5. Expand the ideas into centers, are the children using ASL as they work with the words and letters?  Can you create ways to encourage them to do so?  

6. Increase engagement by bringing in ASL to support vocabulary & listening by having children sign the core vocabulary words.  This can be done in small groups, whole groups, or independently.   

7. Use retelling activities to expand use of vocabulary.

8. Develop a community of practice with colleagues to plan and reflect on weekly read aloud sessions.  Use video to support reflective process.  This is a great way to see how you read the story and how engage the students are.  What areas are working and what areas do you need to adjust?

9. Plan your daily readings through the week. For instance, 1st day, picture walk & introduce core vocabulary. Day 2, read for enjoyment. Day 3, read book again, ask questions around core vocabulary. Day 4 & 5, read book again, have children help you read sections, I.e. The Title or repetitive phrases in the book.  Remember, add ASL into the story to increase engagement and understanding.  

10. Review core vocabulary words at the end of each reading. Use vocabulary cards with images and ASL.

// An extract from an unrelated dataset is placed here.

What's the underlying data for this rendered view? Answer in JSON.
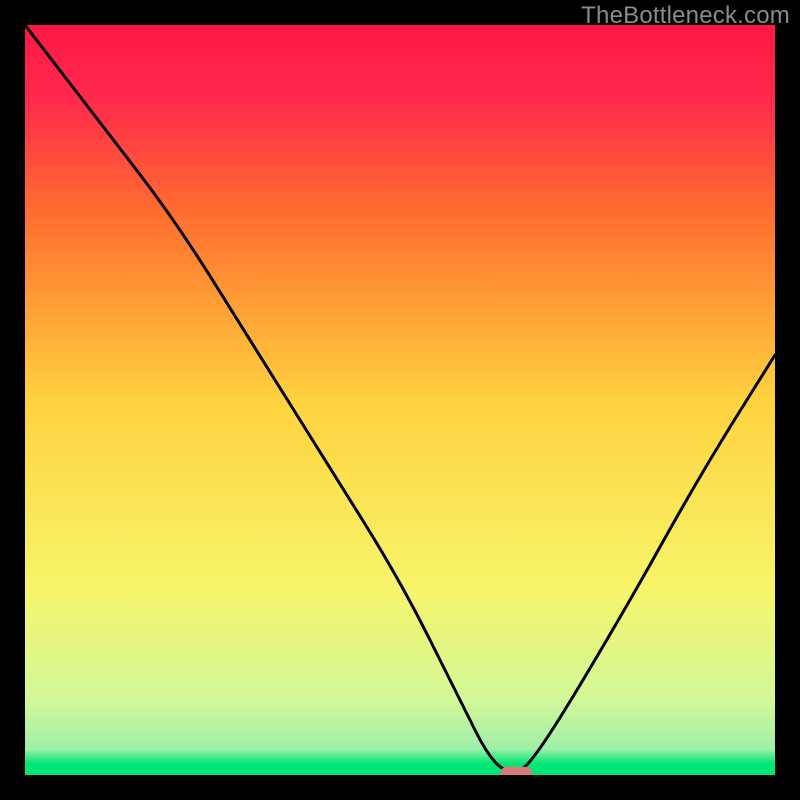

Above all enjoy the process!  Reading is not only a life skill that is necessary for success, but it should also be enjoyable. Model that enjoyment and you will easily engage your children in the reading process.  

Are you looking for even more activities and resources to integrate ASL into your program? We have TONS for you!! Check out our teacher resource sites, which are filled with wonderful ASL resources to use in your program.  Visit us on Teachers Pay Teachers, Syllabuy or Teacher’s Notebook.  Also, come join the fun and follow us on Facebook, Twitter, or Pinterest.  

We love sharing the gift of ASL with others.

Happy Signing II